6. Take heed of making sense and feeling a judge of your condition.
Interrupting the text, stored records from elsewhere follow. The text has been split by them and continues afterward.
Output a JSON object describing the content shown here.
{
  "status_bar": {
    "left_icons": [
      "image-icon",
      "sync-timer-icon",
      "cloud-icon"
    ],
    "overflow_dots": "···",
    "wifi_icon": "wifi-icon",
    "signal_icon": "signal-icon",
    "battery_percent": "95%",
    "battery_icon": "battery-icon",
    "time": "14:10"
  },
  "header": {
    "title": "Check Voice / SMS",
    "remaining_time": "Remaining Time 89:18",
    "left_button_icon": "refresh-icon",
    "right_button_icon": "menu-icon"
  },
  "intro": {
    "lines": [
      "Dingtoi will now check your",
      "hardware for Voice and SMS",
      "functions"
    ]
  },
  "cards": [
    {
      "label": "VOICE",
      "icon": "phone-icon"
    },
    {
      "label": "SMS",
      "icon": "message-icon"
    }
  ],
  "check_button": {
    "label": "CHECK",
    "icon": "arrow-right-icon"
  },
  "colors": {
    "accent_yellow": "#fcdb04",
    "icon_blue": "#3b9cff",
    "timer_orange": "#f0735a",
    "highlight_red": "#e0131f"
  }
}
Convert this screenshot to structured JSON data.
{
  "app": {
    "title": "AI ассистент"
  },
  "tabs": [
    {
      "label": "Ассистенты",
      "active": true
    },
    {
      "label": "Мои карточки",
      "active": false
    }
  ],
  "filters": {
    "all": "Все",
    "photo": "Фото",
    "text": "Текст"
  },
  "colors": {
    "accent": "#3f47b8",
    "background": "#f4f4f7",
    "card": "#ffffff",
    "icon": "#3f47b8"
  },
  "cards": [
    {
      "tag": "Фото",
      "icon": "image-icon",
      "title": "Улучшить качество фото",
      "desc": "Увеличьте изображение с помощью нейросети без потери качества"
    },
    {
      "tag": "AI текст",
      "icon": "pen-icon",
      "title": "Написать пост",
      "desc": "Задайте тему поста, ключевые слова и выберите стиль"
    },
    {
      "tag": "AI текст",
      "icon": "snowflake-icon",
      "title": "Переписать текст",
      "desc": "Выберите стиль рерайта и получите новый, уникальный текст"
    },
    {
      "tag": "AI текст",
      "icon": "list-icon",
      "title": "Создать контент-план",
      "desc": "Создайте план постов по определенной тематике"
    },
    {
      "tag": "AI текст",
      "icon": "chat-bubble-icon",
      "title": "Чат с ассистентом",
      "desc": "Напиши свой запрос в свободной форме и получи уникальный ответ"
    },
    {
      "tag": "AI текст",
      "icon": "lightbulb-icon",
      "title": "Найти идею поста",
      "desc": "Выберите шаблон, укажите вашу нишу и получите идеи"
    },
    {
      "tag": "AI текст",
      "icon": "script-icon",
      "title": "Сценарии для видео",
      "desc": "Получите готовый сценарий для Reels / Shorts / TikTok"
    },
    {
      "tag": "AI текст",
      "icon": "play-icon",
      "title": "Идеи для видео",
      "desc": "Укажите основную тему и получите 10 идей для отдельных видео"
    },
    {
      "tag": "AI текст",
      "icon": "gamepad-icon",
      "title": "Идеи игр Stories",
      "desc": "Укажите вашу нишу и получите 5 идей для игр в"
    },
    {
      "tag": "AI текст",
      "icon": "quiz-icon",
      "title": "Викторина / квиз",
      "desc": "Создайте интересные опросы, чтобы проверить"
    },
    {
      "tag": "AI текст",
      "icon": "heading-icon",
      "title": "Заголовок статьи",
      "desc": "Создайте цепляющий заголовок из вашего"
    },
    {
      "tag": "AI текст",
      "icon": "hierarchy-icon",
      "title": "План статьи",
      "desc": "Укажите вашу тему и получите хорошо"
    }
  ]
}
Though there is nothing more dangerous, yet there is nothing more ordinary, than for weak saints to make their sense and feeling the judge of their condition. Ah, poor souls, this is dishonourable to God, and very disadvantageous to yourselves. Sense is sometimes opposite to reason, but always to faith; therefore do as those worthies did in 2 Cor v. 8, 9; We walk by faith, and not by sight. For a man to argue thus, ' Surely God is not my God, for I am not enlightened, I am not quickened, I am not melted, I am not raised, I am not enlarged, as formerly. O! I have not those sweet answers and returns of prayer, that once I had. O! I cannot find the Lord's quickening presence, nor his enlivening presence, nor his humbling presence, nor his encouraging presence, as once I found; therefore surely my condition is not good. O ! I am more backward to good, than formerly; and more prone to evil, than formerly; therefore I am afraid that God is not my God, and that the work of grace is not genuine upon me. God does not look upon me as in the days of old; nor speak to me as in the days of old; nor carry it towards me, as in the days of old ; and therefore I am afraid that all is naughty Verily, if you will make sense and feeling the judge of your estate and condition, you will never have peace nor comfort all your days. Thy estate, O Christian, may be very good, when sense and feeling say it is very bad. That child cannot but be perplexed, that thinks his father does riot love him, because he does not always feel him smoothing and stroking him. Christians,